Data:
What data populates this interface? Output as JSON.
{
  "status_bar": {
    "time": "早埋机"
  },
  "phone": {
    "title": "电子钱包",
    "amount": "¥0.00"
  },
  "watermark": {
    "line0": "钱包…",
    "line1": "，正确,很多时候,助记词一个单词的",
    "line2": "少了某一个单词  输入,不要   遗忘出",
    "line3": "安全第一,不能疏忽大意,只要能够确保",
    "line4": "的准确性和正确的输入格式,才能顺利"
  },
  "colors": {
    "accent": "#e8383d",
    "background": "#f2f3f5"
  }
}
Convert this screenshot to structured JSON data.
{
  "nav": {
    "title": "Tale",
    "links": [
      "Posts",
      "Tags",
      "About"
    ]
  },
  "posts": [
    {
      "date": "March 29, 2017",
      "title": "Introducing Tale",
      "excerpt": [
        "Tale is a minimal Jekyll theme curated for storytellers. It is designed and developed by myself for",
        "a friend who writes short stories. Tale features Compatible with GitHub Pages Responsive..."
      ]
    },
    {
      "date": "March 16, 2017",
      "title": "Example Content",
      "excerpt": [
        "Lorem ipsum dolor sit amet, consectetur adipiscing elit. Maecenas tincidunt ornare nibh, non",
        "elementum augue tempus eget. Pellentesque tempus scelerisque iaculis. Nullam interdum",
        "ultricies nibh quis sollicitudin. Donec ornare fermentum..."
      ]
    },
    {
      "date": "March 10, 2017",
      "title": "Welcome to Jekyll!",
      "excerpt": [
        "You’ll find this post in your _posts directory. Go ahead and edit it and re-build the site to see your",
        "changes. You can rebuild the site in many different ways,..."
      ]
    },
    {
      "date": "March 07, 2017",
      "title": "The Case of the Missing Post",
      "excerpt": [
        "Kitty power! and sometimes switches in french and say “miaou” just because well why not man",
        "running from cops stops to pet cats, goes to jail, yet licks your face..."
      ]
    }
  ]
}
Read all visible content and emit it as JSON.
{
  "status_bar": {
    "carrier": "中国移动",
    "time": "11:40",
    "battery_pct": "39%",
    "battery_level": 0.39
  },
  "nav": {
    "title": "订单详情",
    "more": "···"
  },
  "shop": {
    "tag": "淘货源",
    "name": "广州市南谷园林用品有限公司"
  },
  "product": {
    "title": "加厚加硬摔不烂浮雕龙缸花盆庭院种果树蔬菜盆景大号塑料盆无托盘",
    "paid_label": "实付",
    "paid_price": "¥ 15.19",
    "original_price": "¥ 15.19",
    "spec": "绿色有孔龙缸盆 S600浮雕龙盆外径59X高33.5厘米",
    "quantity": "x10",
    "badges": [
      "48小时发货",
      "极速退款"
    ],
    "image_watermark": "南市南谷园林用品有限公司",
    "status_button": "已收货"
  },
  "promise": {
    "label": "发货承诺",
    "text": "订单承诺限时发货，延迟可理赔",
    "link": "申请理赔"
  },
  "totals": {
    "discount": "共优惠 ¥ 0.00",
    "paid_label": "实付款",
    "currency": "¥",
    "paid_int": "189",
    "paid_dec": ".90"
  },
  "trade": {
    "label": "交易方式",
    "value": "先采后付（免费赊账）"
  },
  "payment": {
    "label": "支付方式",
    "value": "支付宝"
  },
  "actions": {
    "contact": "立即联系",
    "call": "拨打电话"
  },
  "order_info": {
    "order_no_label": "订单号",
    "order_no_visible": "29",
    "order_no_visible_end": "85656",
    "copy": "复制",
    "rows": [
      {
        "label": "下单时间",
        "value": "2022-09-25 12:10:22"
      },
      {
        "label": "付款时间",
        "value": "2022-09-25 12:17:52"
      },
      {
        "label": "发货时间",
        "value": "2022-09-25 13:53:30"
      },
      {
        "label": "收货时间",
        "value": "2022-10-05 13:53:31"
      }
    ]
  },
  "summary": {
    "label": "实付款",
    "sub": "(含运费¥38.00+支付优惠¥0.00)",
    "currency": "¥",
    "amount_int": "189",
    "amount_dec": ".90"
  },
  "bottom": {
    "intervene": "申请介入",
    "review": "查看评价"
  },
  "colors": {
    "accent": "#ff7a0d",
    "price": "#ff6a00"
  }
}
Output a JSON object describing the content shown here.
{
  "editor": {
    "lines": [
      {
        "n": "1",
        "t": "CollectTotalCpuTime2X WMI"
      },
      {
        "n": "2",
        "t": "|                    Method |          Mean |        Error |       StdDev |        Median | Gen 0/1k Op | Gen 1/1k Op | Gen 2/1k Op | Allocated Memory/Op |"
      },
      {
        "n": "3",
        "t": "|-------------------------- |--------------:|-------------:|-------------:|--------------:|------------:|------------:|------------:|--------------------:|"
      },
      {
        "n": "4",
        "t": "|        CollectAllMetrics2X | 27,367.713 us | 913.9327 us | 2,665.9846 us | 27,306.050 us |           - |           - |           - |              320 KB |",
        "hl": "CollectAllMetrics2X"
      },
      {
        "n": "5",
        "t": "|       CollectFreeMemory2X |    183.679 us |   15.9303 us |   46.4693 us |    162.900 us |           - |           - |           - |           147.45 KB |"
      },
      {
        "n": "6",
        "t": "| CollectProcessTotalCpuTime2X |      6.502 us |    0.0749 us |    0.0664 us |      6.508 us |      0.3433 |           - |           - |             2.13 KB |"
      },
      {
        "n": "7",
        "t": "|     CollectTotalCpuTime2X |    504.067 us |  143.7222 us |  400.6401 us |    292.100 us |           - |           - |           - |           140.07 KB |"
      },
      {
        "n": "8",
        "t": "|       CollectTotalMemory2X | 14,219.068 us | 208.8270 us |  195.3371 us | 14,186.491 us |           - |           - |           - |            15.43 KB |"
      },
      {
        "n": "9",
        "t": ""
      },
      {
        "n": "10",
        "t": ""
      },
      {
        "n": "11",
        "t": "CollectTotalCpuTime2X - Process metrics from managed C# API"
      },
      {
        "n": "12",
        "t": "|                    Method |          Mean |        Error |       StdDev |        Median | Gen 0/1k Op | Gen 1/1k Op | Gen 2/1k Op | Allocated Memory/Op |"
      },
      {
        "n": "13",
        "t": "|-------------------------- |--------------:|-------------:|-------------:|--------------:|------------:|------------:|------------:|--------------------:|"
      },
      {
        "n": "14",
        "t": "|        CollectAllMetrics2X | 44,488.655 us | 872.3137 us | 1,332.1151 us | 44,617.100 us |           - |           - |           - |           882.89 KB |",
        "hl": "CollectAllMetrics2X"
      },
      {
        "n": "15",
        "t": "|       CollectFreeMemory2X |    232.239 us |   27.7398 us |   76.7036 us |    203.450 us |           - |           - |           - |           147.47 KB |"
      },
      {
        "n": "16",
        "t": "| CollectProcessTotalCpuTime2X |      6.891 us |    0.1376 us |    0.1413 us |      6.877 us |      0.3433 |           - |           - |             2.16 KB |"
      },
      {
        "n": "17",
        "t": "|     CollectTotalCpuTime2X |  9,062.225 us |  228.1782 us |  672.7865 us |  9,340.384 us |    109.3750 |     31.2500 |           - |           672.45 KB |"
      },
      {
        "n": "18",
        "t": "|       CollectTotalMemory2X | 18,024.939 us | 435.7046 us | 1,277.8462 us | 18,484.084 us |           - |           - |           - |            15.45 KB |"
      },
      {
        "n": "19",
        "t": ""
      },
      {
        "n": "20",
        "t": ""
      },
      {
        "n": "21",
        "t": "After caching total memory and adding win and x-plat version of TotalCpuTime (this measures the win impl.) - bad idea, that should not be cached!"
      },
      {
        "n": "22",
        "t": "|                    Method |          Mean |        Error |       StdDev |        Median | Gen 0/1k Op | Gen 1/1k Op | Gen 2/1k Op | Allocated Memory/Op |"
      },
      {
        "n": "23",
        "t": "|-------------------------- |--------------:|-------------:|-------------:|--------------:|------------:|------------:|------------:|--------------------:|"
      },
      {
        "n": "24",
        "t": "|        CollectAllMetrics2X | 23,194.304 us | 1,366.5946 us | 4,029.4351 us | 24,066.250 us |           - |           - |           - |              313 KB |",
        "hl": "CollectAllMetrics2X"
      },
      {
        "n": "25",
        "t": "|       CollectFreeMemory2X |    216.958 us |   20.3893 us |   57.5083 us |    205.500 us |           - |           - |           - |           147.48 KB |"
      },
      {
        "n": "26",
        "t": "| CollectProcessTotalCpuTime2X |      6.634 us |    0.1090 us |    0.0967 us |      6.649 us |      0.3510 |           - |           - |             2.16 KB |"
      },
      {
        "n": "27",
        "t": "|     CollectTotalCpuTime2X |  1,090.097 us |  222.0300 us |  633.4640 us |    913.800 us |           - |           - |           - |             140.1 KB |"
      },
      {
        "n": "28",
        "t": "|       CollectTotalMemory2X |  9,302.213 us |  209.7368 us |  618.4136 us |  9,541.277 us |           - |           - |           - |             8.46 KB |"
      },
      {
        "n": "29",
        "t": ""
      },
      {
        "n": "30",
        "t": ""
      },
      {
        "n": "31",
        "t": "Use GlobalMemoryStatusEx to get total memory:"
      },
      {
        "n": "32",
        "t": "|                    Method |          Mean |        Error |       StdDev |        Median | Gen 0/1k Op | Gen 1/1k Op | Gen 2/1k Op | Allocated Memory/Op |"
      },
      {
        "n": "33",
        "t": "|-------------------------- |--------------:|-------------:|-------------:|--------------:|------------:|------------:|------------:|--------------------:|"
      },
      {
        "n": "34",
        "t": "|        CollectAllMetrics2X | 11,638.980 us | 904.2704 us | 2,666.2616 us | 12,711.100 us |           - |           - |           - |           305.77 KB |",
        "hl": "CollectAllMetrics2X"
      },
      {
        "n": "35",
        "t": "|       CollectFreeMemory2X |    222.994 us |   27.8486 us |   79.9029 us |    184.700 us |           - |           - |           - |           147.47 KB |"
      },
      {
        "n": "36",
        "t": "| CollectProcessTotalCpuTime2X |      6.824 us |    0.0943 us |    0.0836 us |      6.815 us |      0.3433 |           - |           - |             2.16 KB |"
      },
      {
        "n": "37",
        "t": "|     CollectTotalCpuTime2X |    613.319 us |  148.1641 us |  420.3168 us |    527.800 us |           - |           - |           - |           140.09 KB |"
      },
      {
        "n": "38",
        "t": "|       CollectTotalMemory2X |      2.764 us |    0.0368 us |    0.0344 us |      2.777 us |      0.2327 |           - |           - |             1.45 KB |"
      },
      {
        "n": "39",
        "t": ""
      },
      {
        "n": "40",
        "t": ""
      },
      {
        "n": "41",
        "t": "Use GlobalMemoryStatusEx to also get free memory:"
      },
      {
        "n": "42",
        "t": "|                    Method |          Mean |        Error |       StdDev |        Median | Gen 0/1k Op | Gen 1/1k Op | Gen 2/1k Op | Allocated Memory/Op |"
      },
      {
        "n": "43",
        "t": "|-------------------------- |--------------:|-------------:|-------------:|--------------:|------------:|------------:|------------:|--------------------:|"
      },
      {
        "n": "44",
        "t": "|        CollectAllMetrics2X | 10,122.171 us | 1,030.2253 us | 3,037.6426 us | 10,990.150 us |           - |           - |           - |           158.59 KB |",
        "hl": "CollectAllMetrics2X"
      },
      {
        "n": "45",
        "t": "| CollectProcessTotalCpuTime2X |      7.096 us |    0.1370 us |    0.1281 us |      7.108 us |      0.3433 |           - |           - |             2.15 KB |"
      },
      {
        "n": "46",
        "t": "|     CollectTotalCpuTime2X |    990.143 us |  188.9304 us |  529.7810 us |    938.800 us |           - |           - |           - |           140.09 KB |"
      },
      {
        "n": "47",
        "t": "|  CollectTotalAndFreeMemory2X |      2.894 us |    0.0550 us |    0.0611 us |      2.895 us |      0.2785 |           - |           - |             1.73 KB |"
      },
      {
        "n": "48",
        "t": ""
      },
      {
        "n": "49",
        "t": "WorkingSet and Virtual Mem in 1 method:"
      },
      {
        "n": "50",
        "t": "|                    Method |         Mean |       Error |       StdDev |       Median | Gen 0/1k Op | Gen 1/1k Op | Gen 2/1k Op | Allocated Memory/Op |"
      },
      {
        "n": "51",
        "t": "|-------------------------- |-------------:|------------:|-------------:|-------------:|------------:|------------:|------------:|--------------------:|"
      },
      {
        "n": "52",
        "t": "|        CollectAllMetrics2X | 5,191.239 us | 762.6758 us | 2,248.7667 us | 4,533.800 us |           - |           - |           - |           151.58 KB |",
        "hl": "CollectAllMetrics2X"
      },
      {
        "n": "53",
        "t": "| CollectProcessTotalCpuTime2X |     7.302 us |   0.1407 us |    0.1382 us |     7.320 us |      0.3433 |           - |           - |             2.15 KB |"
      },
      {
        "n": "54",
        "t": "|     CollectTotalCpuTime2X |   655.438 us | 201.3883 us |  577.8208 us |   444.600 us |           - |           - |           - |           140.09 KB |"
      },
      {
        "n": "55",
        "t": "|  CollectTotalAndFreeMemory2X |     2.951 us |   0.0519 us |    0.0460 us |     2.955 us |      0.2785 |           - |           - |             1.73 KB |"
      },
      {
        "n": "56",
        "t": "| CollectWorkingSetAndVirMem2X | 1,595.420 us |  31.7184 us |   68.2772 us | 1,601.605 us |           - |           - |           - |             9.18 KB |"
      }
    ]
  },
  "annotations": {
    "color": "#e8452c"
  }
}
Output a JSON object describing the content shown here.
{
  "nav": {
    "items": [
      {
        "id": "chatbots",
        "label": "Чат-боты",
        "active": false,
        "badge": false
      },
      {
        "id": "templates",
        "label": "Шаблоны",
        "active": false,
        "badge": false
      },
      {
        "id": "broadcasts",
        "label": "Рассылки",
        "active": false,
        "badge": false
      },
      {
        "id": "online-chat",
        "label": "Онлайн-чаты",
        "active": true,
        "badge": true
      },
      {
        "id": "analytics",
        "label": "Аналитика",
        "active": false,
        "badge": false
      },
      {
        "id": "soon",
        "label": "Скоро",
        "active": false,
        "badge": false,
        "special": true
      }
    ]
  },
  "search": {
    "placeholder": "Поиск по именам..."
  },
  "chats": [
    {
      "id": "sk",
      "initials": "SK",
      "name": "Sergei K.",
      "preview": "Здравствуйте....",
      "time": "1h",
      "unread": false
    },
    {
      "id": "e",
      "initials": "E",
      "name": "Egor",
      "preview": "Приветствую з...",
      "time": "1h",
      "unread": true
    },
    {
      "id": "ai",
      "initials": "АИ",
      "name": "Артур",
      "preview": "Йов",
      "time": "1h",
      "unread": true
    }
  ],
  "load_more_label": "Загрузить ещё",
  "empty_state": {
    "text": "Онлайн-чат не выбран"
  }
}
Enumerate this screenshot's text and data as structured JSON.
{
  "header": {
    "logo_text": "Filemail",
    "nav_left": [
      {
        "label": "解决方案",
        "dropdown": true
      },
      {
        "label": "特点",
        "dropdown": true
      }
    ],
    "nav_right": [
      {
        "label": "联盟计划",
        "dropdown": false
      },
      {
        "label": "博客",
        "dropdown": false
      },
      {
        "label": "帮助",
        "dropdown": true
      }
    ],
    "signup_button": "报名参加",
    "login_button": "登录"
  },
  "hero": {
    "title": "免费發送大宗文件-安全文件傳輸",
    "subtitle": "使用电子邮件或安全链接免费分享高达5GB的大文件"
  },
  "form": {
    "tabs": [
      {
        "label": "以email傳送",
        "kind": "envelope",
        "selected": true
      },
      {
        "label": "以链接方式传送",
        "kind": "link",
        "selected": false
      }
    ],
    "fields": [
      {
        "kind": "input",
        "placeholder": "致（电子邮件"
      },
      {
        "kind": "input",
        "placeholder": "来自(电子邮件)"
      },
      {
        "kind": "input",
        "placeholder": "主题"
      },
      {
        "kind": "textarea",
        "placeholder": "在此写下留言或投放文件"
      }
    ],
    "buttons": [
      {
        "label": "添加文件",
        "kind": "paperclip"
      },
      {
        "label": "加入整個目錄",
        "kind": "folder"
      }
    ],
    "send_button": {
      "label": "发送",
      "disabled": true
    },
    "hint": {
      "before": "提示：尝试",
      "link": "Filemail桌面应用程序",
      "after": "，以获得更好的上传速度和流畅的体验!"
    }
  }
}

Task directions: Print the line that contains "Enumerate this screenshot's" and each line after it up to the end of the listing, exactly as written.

Task result:
Enumerate this screenshot's text and data as structured JSON.
{
  "header": {
    "logo_text": "Filemail",
    "nav_left": [
      {
        "label": "解决方案",
        "dropdown": true
      },
      {
        "label": "特点",
        "dropdown": true
      }
    ],
    "nav_right": [
      {
        "label": "联盟计划",
        "dropdown": false
      },
      {
        "label": "博客",
        "dropdown": false
      },
      {
        "label": "帮助",
        "dropdown": true
      }
    ],
    "signup_button": "报名参加",
    "login_button": "登录"
  },
  "hero": {
    "title": "免费發送大宗文件-安全文件傳輸",
    "subtitle": "使用电子邮件或安全链接免费分享高达5GB的大文件"
  },
  "form": {
    "tabs": [
      {
        "label": "以email傳送",
        "kind": "envelope",
        "selected": true
      },
      {
        "label": "以链接方式传送",
        "kind": "link",
        "selected": false
      }
    ],
    "fields": [
      {
        "kind": "input",
        "placeholder": "致（电子邮件"
      },
      {
        "kind": "input",
        "placeholder": "来自(电子邮件)"
      },
      {
        "kind": "input",
        "placeholder": "主题"
      },
      {
        "kind": "textarea",
        "placeholder": "在此写下留言或投放文件"
      }
    ],
    "buttons": [
      {
        "label": "添加文件",
        "kind": "paperclip"
      },
      {
        "label": "加入整個目錄",
        "kind": "folder"
      }
    ],
    "send_button": {
      "label": "发送",
      "disabled": true
    },
    "hint": {
      "before": "提示：尝试",
      "link": "Filemail桌面应用程序",
      "after": "，以获得更好的上传速度和流畅的体验!"
    }
  }
}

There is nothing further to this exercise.